By Julia Dahl
Minotaur Books, 2014
Rebekah Roberts has recently moved from Florida to New York City to become a journalist. She’s in her early 20s and finds work at the New York Tribune, a tabloid that seems a lot like the Post, as a stringer where she is assigned a story about a dead woman found in a Brooklyn scrap yard. The dead woman turns out to be part of the Hasidic community in Borough Park, Brooklyn, the same neighborhood where Rebekah’s mother, who left Rebekah with her father when she was a baby, grew up. As Rebekah digs deeper into the story surrounding the dead woman, Rivka Mendelssohn, Rebekah’s career and personal life are impacted in ways she could never expect.
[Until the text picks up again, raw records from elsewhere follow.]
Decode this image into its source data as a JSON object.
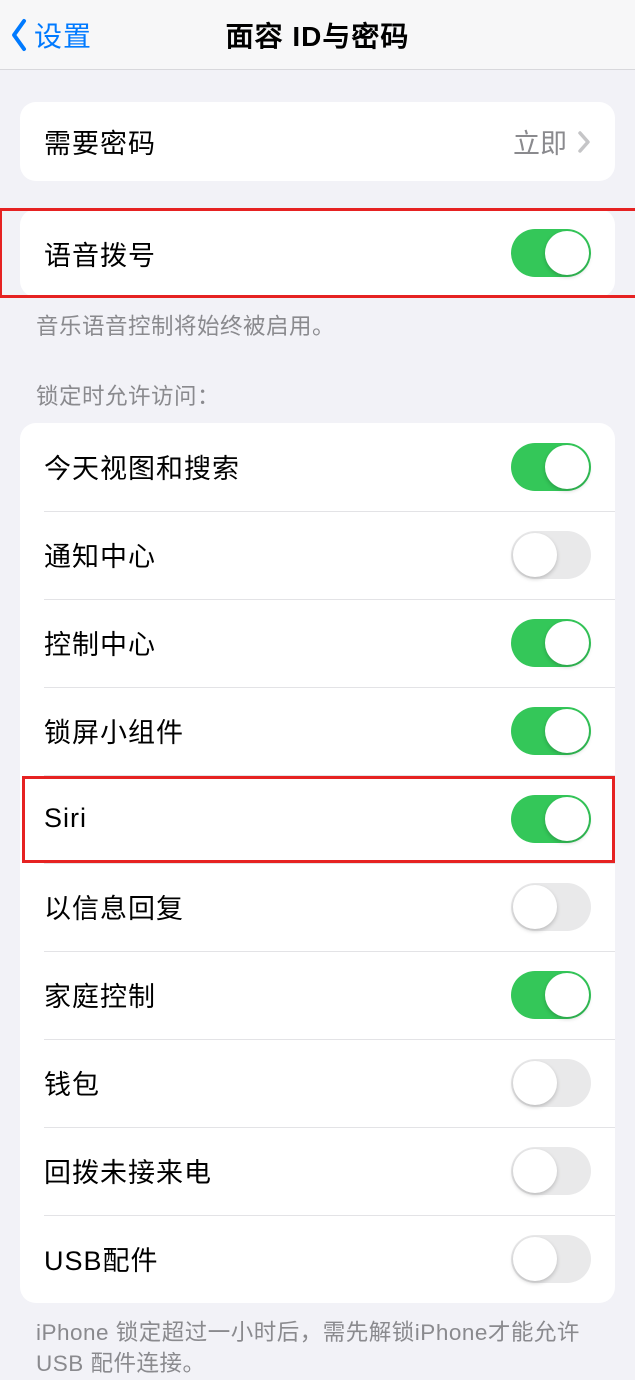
{
  "nav": {
    "back_label": "设置",
    "title": "面容 ID与密码"
  },
  "require_passcode": {
    "label": "需要密码",
    "value": "立即"
  },
  "voice_dial": {
    "label": "语音拨号",
    "on": true,
    "footer": "音乐语音控制将始终被启用。"
  },
  "lock_section": {
    "header": "锁定时允许访问：",
    "items": [
      {
        "label": "今天视图和搜索",
        "on": true
      },
      {
        "label": "通知中心",
        "on": false
      },
      {
        "label": "控制中心",
        "on": true
      },
      {
        "label": "锁屏小组件",
        "on": true
      },
      {
        "label": "Siri",
        "on": true
      },
      {
        "label": "以信息回复",
        "on": false
      },
      {
        "label": "家庭控制",
        "on": true
      },
      {
        "label": "钱包",
        "on": false
      },
      {
        "label": "回拨未接来电",
        "on": false
      },
      {
        "label": "USB配件",
        "on": false
      }
    ],
    "footer": "iPhone 锁定超过一小时后，需先解锁iPhone才能允许USB 配件连接。"
  }
}
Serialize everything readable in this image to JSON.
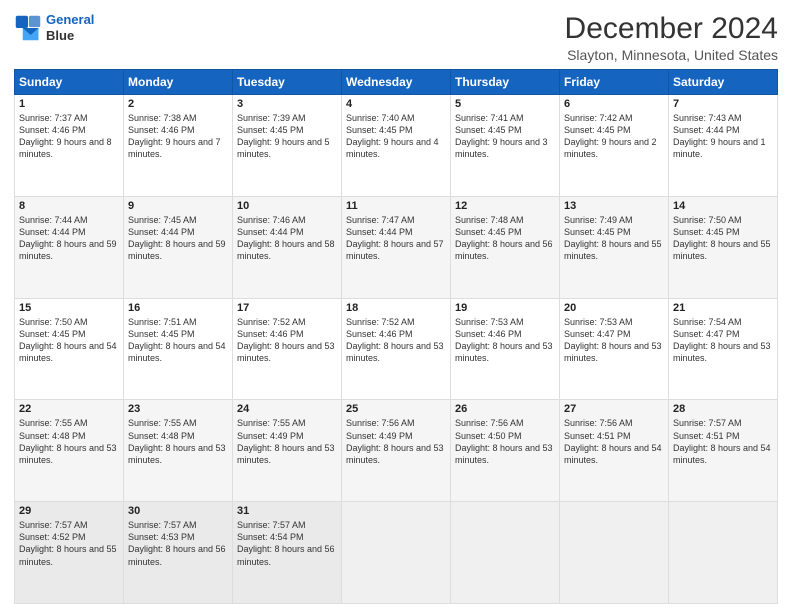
{
  "header": {
    "logo_line1": "General",
    "logo_line2": "Blue",
    "title": "December 2024",
    "subtitle": "Slayton, Minnesota, United States"
  },
  "weekdays": [
    "Sunday",
    "Monday",
    "Tuesday",
    "Wednesday",
    "Thursday",
    "Friday",
    "Saturday"
  ],
  "weeks": [
    [
      {
        "day": "1",
        "rise": "7:37 AM",
        "set": "4:46 PM",
        "daylight": "9 hours and 8 minutes."
      },
      {
        "day": "2",
        "rise": "7:38 AM",
        "set": "4:46 PM",
        "daylight": "9 hours and 7 minutes."
      },
      {
        "day": "3",
        "rise": "7:39 AM",
        "set": "4:45 PM",
        "daylight": "9 hours and 5 minutes."
      },
      {
        "day": "4",
        "rise": "7:40 AM",
        "set": "4:45 PM",
        "daylight": "9 hours and 4 minutes."
      },
      {
        "day": "5",
        "rise": "7:41 AM",
        "set": "4:45 PM",
        "daylight": "9 hours and 3 minutes."
      },
      {
        "day": "6",
        "rise": "7:42 AM",
        "set": "4:45 PM",
        "daylight": "9 hours and 2 minutes."
      },
      {
        "day": "7",
        "rise": "7:43 AM",
        "set": "4:44 PM",
        "daylight": "9 hours and 1 minute."
      }
    ],
    [
      {
        "day": "8",
        "rise": "7:44 AM",
        "set": "4:44 PM",
        "daylight": "8 hours and 59 minutes."
      },
      {
        "day": "9",
        "rise": "7:45 AM",
        "set": "4:44 PM",
        "daylight": "8 hours and 59 minutes."
      },
      {
        "day": "10",
        "rise": "7:46 AM",
        "set": "4:44 PM",
        "daylight": "8 hours and 58 minutes."
      },
      {
        "day": "11",
        "rise": "7:47 AM",
        "set": "4:44 PM",
        "daylight": "8 hours and 57 minutes."
      },
      {
        "day": "12",
        "rise": "7:48 AM",
        "set": "4:45 PM",
        "daylight": "8 hours and 56 minutes."
      },
      {
        "day": "13",
        "rise": "7:49 AM",
        "set": "4:45 PM",
        "daylight": "8 hours and 55 minutes."
      },
      {
        "day": "14",
        "rise": "7:50 AM",
        "set": "4:45 PM",
        "daylight": "8 hours and 55 minutes."
      }
    ],
    [
      {
        "day": "15",
        "rise": "7:50 AM",
        "set": "4:45 PM",
        "daylight": "8 hours and 54 minutes."
      },
      {
        "day": "16",
        "rise": "7:51 AM",
        "set": "4:45 PM",
        "daylight": "8 hours and 54 minutes."
      },
      {
        "day": "17",
        "rise": "7:52 AM",
        "set": "4:46 PM",
        "daylight": "8 hours and 53 minutes."
      },
      {
        "day": "18",
        "rise": "7:52 AM",
        "set": "4:46 PM",
        "daylight": "8 hours and 53 minutes."
      },
      {
        "day": "19",
        "rise": "7:53 AM",
        "set": "4:46 PM",
        "daylight": "8 hours and 53 minutes."
      },
      {
        "day": "20",
        "rise": "7:53 AM",
        "set": "4:47 PM",
        "daylight": "8 hours and 53 minutes."
      },
      {
        "day": "21",
        "rise": "7:54 AM",
        "set": "4:47 PM",
        "daylight": "8 hours and 53 minutes."
      }
    ],
    [
      {
        "day": "22",
        "rise": "7:55 AM",
        "set": "4:48 PM",
        "daylight": "8 hours and 53 minutes."
      },
      {
        "day": "23",
        "rise": "7:55 AM",
        "set": "4:48 PM",
        "daylight": "8 hours and 53 minutes."
      },
      {
        "day": "24",
        "rise": "7:55 AM",
        "set": "4:49 PM",
        "daylight": "8 hours and 53 minutes."
      },
      {
        "day": "25",
        "rise": "7:56 AM",
        "set": "4:49 PM",
        "daylight": "8 hours and 53 minutes."
      },
      {
        "day": "26",
        "rise": "7:56 AM",
        "set": "4:50 PM",
        "daylight": "8 hours and 53 minutes."
      },
      {
        "day": "27",
        "rise": "7:56 AM",
        "set": "4:51 PM",
        "daylight": "8 hours and 54 minutes."
      },
      {
        "day": "28",
        "rise": "7:57 AM",
        "set": "4:51 PM",
        "daylight": "8 hours and 54 minutes."
      }
    ],
    [
      {
        "day": "29",
        "rise": "7:57 AM",
        "set": "4:52 PM",
        "daylight": "8 hours and 55 minutes."
      },
      {
        "day": "30",
        "rise": "7:57 AM",
        "set": "4:53 PM",
        "daylight": "8 hours and 56 minutes."
      },
      {
        "day": "31",
        "rise": "7:57 AM",
        "set": "4:54 PM",
        "daylight": "8 hours and 56 minutes."
      },
      null,
      null,
      null,
      null
    ]
  ]
}
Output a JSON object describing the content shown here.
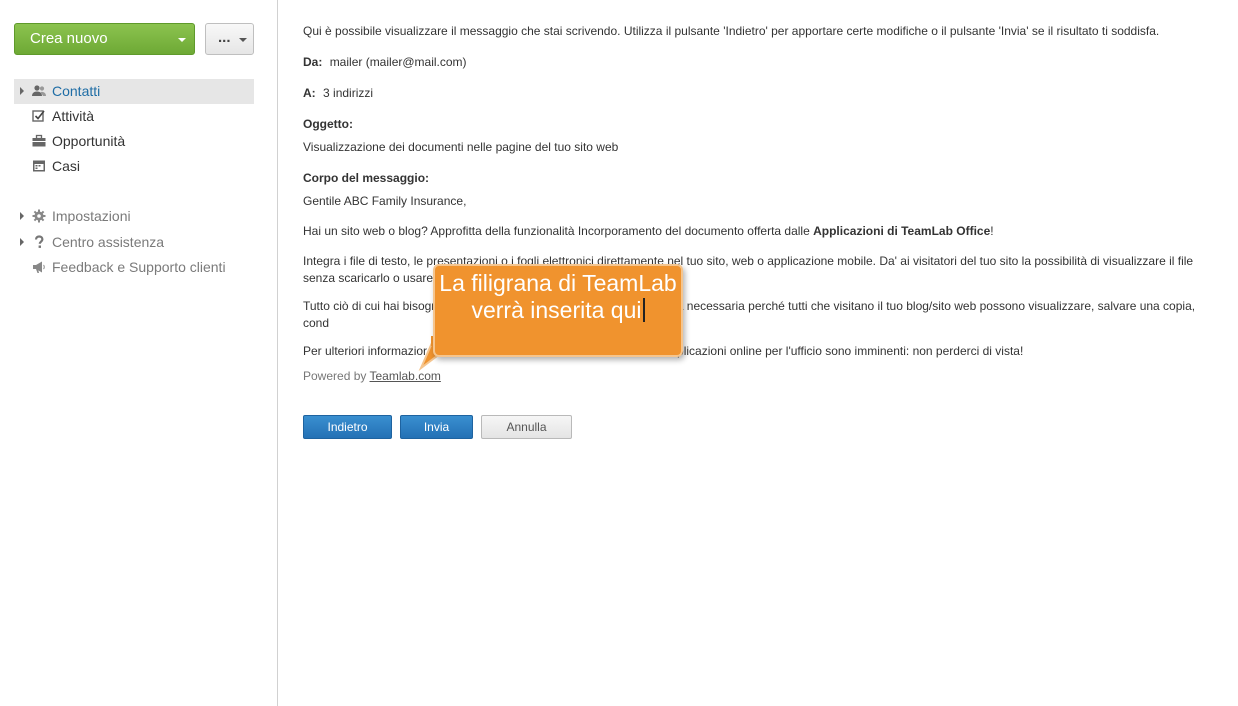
{
  "sidebar": {
    "create_button": "Crea nuovo",
    "more_button": "...",
    "items": [
      {
        "label": "Contatti",
        "icon": "contacts-icon"
      },
      {
        "label": "Attività",
        "icon": "task-check-icon"
      },
      {
        "label": "Opportunità",
        "icon": "briefcase-icon"
      },
      {
        "label": "Casi",
        "icon": "calendar-icon"
      }
    ],
    "secondary": [
      {
        "label": "Impostazioni",
        "icon": "gear-icon"
      },
      {
        "label": "Centro assistenza",
        "icon": "question-icon"
      },
      {
        "label": "Feedback e Supporto clienti",
        "icon": "megaphone-icon"
      }
    ]
  },
  "preview": {
    "intro": "Qui è possibile visualizzare il messaggio che stai scrivendo. Utilizza il pulsante 'Indietro' per apportare certe modifiche o il pulsante 'Invia' se il risultato ti soddisfa.",
    "from_label": "Da:",
    "from_value": "mailer (mailer@mail.com)",
    "to_label": "A:",
    "to_value": "3 indirizzi",
    "subject_label": "Oggetto:",
    "subject_value": "Visualizzazione dei documenti nelle pagine del tuo sito web",
    "body_label": "Corpo del messaggio:",
    "greeting": "Gentile ABC Family Insurance,",
    "p1_text": "Hai un sito web o blog? Approfitta della funzionalità Incorporamento del documento offerta dalle ",
    "p1_bold": "Applicazioni di TeamLab Office",
    "p1_end": "!",
    "p2": "Integra i file di testo, le presentazioni o i fogli elettronici direttamente nel tuo sito, web o applicazione mobile. Da' ai visitatori del tuo sito la possibilità di visualizzare il file senza scaricarlo o usare",
    "p3": "Tutto ciò di cui hai bisogno è generare il codice e inserirlo in una pagina necessaria perché tutti che visitano il tuo blog/sito web possono visualizzare, salvare una copia, cond",
    "p4_start": "Per ulteriori informazior",
    "p4_end": "plicazioni online per l'ufficio sono imminenti: non perderci di vista!",
    "powered_by": "Powered by",
    "powered_link": "Teamlab.com"
  },
  "actions": {
    "back": "Indietro",
    "send": "Invia",
    "cancel": "Annulla"
  },
  "callout": {
    "text": "La filigrana di TeamLab verrà inserita qui"
  },
  "colors": {
    "create_green": "#7ab541",
    "primary_blue": "#2a7bbf",
    "active_link": "#1f6da5",
    "callout_orange": "#f0932e"
  }
}
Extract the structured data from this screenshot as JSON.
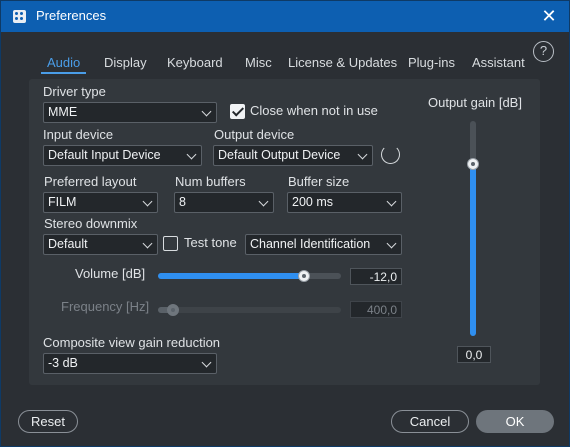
{
  "window": {
    "title": "Preferences"
  },
  "tabs": [
    {
      "label": "Audio",
      "active": true
    },
    {
      "label": "Display"
    },
    {
      "label": "Keyboard"
    },
    {
      "label": "Misc"
    },
    {
      "label": "License & Updates"
    },
    {
      "label": "Plug-ins"
    },
    {
      "label": "Assistant"
    }
  ],
  "help_label": "?",
  "driver": {
    "label": "Driver type",
    "value": "MME"
  },
  "close_when_not_in_use": {
    "label": "Close when not in use",
    "checked": true
  },
  "input_device": {
    "label": "Input device",
    "value": "Default Input Device"
  },
  "output_device": {
    "label": "Output device",
    "value": "Default Output Device"
  },
  "preferred_layout": {
    "label": "Preferred layout",
    "value": "FILM"
  },
  "num_buffers": {
    "label": "Num buffers",
    "value": "8"
  },
  "buffer_size": {
    "label": "Buffer size",
    "value": "200 ms"
  },
  "stereo_downmix": {
    "label": "Stereo downmix",
    "value": "Default"
  },
  "test_tone": {
    "label": "Test tone",
    "checked": false,
    "mode": "Channel Identification"
  },
  "volume": {
    "label": "Volume [dB]",
    "value": "-12,0",
    "fraction": 0.8
  },
  "frequency": {
    "label": "Frequency [Hz]",
    "value": "400,0",
    "fraction": 0.08,
    "enabled": false
  },
  "composite": {
    "label": "Composite view gain reduction",
    "value": "-3 dB"
  },
  "output_gain": {
    "label": "Output gain [dB]",
    "value": "0,0",
    "fraction": 0.8
  },
  "buttons": {
    "reset": "Reset",
    "cancel": "Cancel",
    "ok": "OK"
  },
  "colors": {
    "title_bar": "#0d5fb1",
    "accent": "#2f8ff0",
    "active_tab": "#4a9de8"
  }
}
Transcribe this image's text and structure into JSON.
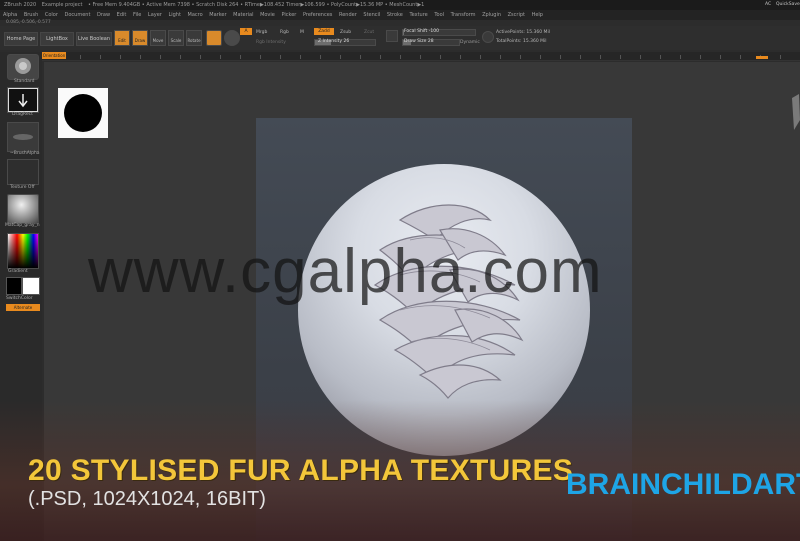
{
  "titlebar": {
    "app": "ZBrush 2020",
    "project": "Example project",
    "stats": "• Free Mem 9.404GB • Active Mem 7398 • Scratch Disk 264 • RTime▶108.452 Timer▶106.599 • PolyCount▶15.36 MP • MeshCount▶1",
    "right": "AC",
    "quicksave": "QuickSave"
  },
  "menubar": {
    "items": [
      "Alpha",
      "Brush",
      "Color",
      "Document",
      "Draw",
      "Edit",
      "File",
      "Layer",
      "Light",
      "Macro",
      "Marker",
      "Material",
      "Movie",
      "Picker",
      "Preferences",
      "Render",
      "Stencil",
      "Stroke",
      "Texture",
      "Tool",
      "Transform",
      "Zplugin",
      "Zscript",
      "Help"
    ]
  },
  "statsline": "0.085,-0.506,-0.577",
  "toolbar": {
    "home_page": "Home Page",
    "lightbox": "LightBox",
    "live_boolean": "Live Boolean",
    "edit": "Edit",
    "draw": "Draw",
    "move": "Move",
    "scale": "Scale",
    "rotate": "Rotate",
    "a_label": "A",
    "mrgb": "Mrgb",
    "rgb": "Rgb",
    "m": "M",
    "zadd": "Zadd",
    "zsub": "Zsub",
    "zcut": "Zcut",
    "rgb_intensity": "Rgb Intensity",
    "z_intensity": "Z Intensity 26",
    "focal_shift": "Focal Shift -100",
    "draw_size": "Draw Size 28",
    "dynamic": "Dynamic",
    "active_points": "ActivePoints: 15.360 Mil",
    "total_points": "TotalPoints: 15.360 Mil"
  },
  "ruler": {
    "tag1": "Orientation",
    "tag2": "Perspective Enable"
  },
  "leftshelf": {
    "brush_label": "Standard",
    "stroke_label": "DragRect",
    "alpha_label": "~BrushAlpha",
    "texture_label": "Texture Off",
    "material_label": "MatCap_gray_n",
    "gradient_label": "Gradient",
    "switchcolor_label": "SwitchColor",
    "alternate_label": "Alternate"
  },
  "canvas": {
    "watermark": "www.cgalpha.com"
  },
  "overlay": {
    "headline": "20 STYLISED FUR ALPHA TEXTURES",
    "subline": "(.PSD, 1024X1024, 16BIT)",
    "brand": "BRAINCHILDART."
  },
  "colors": {
    "accent_orange": "#e88a1e",
    "headline_yellow": "#f3c63a",
    "brand_blue": "#1ea5e6"
  }
}
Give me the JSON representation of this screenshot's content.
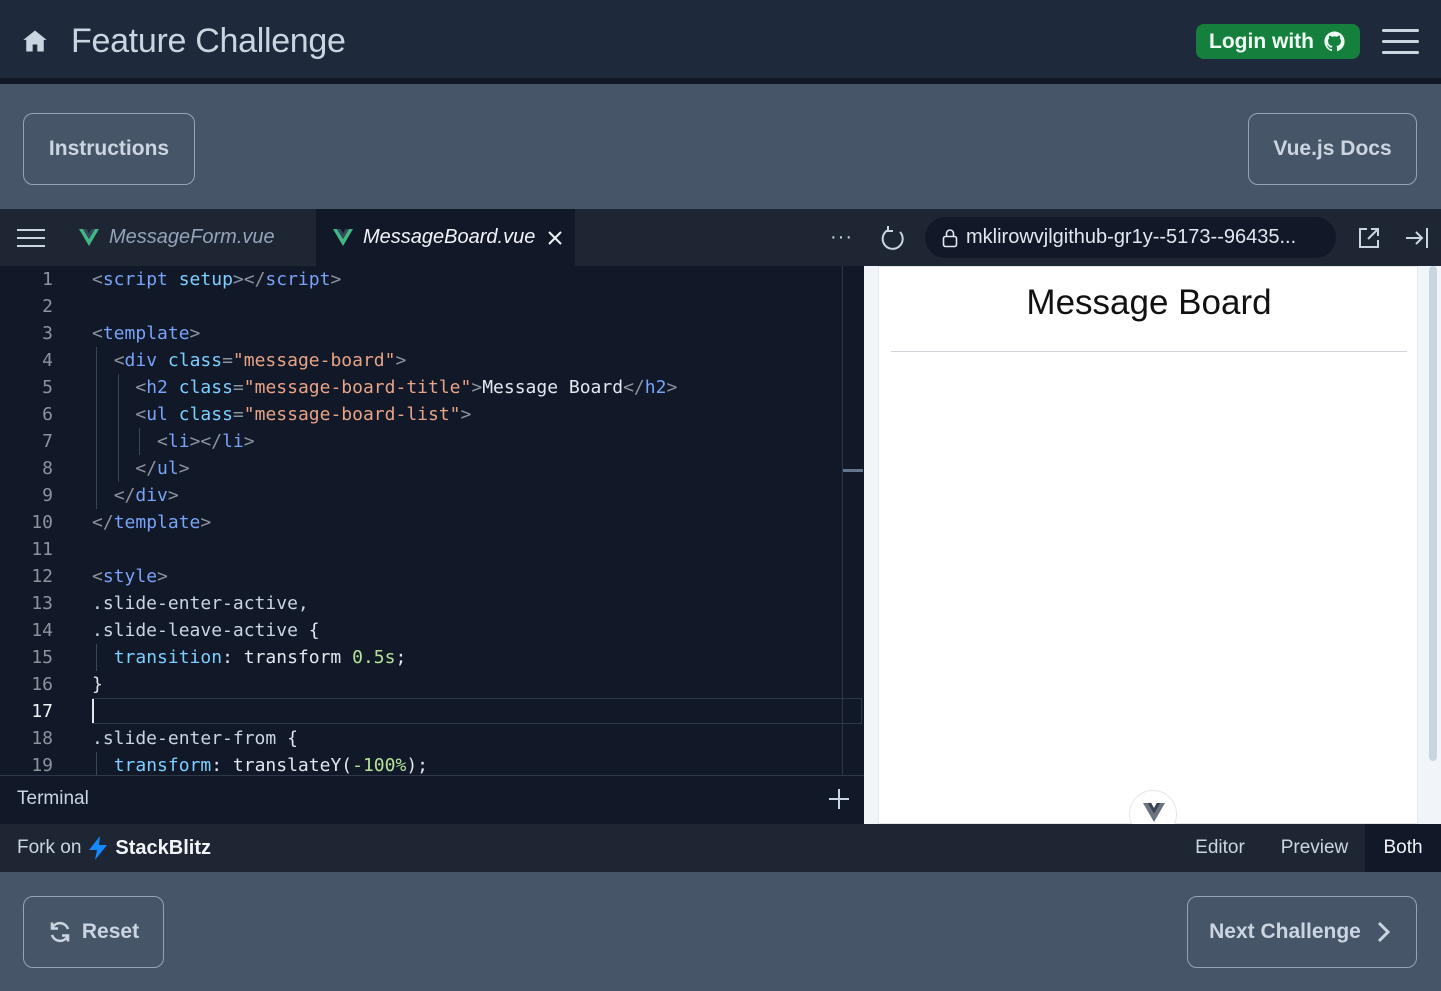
{
  "header": {
    "title": "Feature Challenge",
    "login_label": "Login with"
  },
  "actions": {
    "instructions_label": "Instructions",
    "docs_label": "Vue.js Docs",
    "reset_label": "Reset",
    "next_label": "Next Challenge"
  },
  "editor": {
    "tabs": [
      {
        "label": "MessageForm.vue",
        "active": false
      },
      {
        "label": "MessageBoard.vue",
        "active": true
      }
    ],
    "more_label": "···",
    "active_line": 17,
    "line_numbers": [
      "1",
      "2",
      "3",
      "4",
      "5",
      "6",
      "7",
      "8",
      "9",
      "10",
      "11",
      "12",
      "13",
      "14",
      "15",
      "16",
      "17",
      "18",
      "19"
    ]
  },
  "preview": {
    "url": "mklirowvjlgithub-gr1y--5173--96435...",
    "page_title": "Message Board"
  },
  "terminal": {
    "label": "Terminal"
  },
  "footer": {
    "fork_label": "Fork on",
    "brand": "StackBlitz",
    "views": {
      "editor": "Editor",
      "preview": "Preview",
      "both": "Both"
    },
    "selected_view": "Both"
  },
  "colors": {
    "header_bg": "#1e293b",
    "page_bg": "#475569",
    "login_green": "#15803d",
    "editor_bg": "#111827"
  }
}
This book provides a look into the world of a struggling young journalist who calls in stories to editors who type them up and get them into the paper. It is also a window into the Hasidic culture, as Rebekah becomes determined to find out what happened to Rivka and who killed her. There is a coincidence in the opening few chapters, which I won’t reveal, but that you have to accept for the story to work. I was willing to do so and the book really takes off as Rebekah gets more enmeshed in solving the story of Rivka’s death. Told in the first person, Rebekah is an open and sympathetic narrator, who struggles with anxiety and the wounds of losing contact with her mother at a young age. The story also provides an interesting look at Hasidic culture, and explores both why people make the choice to live an Orthodox life and also what the options are for those who doubt their faith. This is a unique crime/mystery novel.
Dahl is a crime reporter who lives in New York City.
I received an e-copy of this book via NetGalley.